Curve25519-dalek is built to provide a clean and safe mid-level API, executing ECC-based crypto protocols such as zero-knowledge proof systems, key agreement, signatures, and anonymous credentials. This library is licensed under the BSD 3-Clause and has 64 versions published at the time of writing.
To use the latest released version of this library in your application, add the following code to your cargo.Tom file. With ed25519-dalek, ed25519 key generation, signing, and verification become easier and faster in Rust.
If you use merlin in your application, you can execute noninteractive protocols as if they were interactive. Rust -secp256k1 is a wrapper around libsecp256k1, a library that can be used for producing EC DSA signatures using the Sect curve secp256k1.
Whether you’re writing in Rust or some other programming language, you should always use encryption when transferring information over the internet. As you can tell by the wide variety of popular, production-ready cryptography suites, random number generators, password solutions, TLS, tools, and algorithms available, the state of crypto in Rust is quite strong.
We have seen the different sections housing different methods' cryptography can be performed and libraries that help secure parsing of data in Rust based applications. If you’re interested in monitoring and tracking performance of your Rust apps, automatically surfacing errors, and tracking slow network requests and load time, try Rocket.
Unlike my review of Rust serialization libraries, it doesn’t make sense to compare performance between different formats. For the web, there are only two stream formats that have achieved widespread implementation: GZIP / deflate and Broth.

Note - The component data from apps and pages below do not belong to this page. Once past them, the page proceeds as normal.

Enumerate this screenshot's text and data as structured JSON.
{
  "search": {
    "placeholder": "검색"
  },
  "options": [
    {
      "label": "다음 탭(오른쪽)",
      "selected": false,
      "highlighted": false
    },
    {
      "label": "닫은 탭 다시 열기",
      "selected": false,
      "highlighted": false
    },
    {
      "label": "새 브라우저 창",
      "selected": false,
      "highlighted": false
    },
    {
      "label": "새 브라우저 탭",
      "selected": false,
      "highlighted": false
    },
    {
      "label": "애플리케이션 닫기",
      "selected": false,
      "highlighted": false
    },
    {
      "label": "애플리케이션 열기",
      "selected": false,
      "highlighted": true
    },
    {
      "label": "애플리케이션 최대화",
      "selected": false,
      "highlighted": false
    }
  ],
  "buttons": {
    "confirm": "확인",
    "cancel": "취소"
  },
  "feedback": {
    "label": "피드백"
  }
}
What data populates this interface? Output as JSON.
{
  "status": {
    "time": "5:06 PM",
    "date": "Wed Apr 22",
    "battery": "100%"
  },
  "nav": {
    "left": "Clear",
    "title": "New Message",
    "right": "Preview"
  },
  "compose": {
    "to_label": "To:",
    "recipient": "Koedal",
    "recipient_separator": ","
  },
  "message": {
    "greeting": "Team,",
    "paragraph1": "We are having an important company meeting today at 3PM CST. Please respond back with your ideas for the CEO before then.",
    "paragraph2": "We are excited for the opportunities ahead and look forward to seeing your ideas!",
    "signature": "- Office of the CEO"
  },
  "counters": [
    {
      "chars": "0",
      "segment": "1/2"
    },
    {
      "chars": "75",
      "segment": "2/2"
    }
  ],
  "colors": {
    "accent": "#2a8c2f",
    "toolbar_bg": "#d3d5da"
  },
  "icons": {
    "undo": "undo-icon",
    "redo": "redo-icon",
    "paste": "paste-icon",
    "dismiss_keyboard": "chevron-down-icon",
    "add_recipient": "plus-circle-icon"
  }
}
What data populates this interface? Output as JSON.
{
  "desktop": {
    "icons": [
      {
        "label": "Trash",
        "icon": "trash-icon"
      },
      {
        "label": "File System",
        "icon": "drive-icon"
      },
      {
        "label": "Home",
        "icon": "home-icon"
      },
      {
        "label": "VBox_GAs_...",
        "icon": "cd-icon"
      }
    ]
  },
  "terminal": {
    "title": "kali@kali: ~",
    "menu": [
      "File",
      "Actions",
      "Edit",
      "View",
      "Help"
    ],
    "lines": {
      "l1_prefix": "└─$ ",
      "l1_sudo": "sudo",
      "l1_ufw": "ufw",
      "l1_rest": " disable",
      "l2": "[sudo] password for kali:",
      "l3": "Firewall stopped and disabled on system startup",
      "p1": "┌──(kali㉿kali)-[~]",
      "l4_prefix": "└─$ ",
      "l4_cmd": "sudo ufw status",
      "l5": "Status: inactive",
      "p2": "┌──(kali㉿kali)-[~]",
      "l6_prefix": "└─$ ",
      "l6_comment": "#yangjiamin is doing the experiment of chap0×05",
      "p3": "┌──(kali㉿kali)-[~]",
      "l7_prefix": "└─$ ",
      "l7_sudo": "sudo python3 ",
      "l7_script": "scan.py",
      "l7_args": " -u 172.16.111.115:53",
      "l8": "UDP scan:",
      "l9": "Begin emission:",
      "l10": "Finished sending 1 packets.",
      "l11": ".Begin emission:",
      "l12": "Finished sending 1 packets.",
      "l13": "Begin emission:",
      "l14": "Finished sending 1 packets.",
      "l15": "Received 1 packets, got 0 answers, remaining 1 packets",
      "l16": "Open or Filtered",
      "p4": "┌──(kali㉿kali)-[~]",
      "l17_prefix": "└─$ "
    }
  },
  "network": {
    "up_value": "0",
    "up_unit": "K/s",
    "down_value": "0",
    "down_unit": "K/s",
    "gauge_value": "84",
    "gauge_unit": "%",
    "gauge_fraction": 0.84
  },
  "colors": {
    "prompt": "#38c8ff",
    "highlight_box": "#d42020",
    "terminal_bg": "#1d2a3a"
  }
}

Snappy is Google’s 2011 answer to LZ77, offering fast runtime with a fair compression ratio. It does away with arithmetic and Huffman coding, relying solely on dictionary matching.
Though all of them use basically the same algorithm, the resulting compression ratio may differ since some implementations choose defaults that maximize speed whereas others opt for a higher compression ratio. The Standard (or ‘STD’) algorithm, published in 2016 by Facebook, is meant for real-time applications.
It is also used in other cases where time is of the essence, e.g., in Barfs file system compression. This algorithm is quite asymmetric in that compression is far slower and requires much more memory than decompression.
It is often used for Linux distribution’s package format to allow reduced network usage with agreeable decompression CPU and memory requirements. Though Roughly takes more time to compress, this is an acceptable trade off for reducing network traffic.
Tar, the venerable Tape Archive, is the oldest format, with an initial release in 1979. It actually has no compression of its own but, in typical UNIX fashion, delegates to stream archives such as GZIP (DEFLATE), bzip2 (Law), and oz (Lima).
The easiest approach is to take a & slice of bytes and return a DEC
If you’re interested in monitoring and tracking performance of your Rust apps, automatically surfacing errors, and tracking slow network requests and load time, try Rocket. Instead of guessing why problems happen, you can aggregate and report on what state your application was in when an issue occurred.
A musician turned programmer, he has worked in many fields, from voice acting, to programming, to teaching, to managing software projects.